  • Entrepreneurship: this is a major global trend currently reshaping the world. Vancouver is a good example of Canada moving into this new space, but there is no reason why this couldn’t be replicated and enhanced in other major cities such as Toronto or Quebec. The economic output from these entrepreneurs should not be dismissed or underestimated.
  • AI – Artificial Intelligence: Canada has a strong pool of scientist and computer research experts, lined up with capable Universities and Training centres to link them with the industry. We should be able to provide early funding for this Megatrend which is becoming a race between some industrial superpowers around the world. Our government should provide the wind and the mainframe for entities to capitalize this emerging industry. If we’re able to do so and put Canada in the top 5 worldwide this might easily become a major breakthrough for our economy in the next decades.
  • Robotics: okay, this is a big pool and actually linked to AI, but I believe it deserves a spot on its own. The highly technical workforce fro.
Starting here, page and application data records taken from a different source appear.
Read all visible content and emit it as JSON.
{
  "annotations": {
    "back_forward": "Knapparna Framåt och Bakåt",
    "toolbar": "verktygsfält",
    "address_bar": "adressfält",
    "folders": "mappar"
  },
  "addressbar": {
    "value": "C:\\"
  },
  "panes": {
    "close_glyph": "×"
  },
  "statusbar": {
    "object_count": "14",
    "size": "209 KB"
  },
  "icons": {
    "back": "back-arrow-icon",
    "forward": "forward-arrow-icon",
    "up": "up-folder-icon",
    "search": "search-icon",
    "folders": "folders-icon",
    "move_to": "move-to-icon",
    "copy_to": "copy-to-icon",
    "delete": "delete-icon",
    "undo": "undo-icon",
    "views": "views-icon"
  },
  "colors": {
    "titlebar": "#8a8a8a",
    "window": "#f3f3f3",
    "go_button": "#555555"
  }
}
The oil sands is currently looking for ways to apply those skills somewhere else. Look no further than North Dakota, where the state government has quickly moved to position itself as the Silicon Valley for the drone market: vast unpopulated areas, research institutes nearby, qualified professionals and the right regulatory and economic environment has created a major new industry in a matter of years. There’s no reason why Alberta, Manitoba or Winnipeg could not do the same  there.
  • Information Technology: with the demise of Nortel a large pool of highly qualified professionals found themselves looking for new opportunities. Down the road, this and other factors drove the creation of many other IT companies. Further deregulating and capital investment in strategic areas could lead to a rebirth of the IT sector in Canada: manage information across the world should not be left to our neighbors in Silicon Valley.

These are just a few examples of large buckets where many more small and medium sectors could be developed with the right action from our government, both at federal and provincial levels. We all share a responsibility to help develop Canada into the 21st century, but our government has the ability to kickoff this by implementing a de-facto economic, regulatory and social environment. Might just need some help throwing the first stone!

So what do you think. Do you you think there are other opportunities Canada could capitalize?



Photo by: Maria Victoria Heredia Reyes - Unsplash.com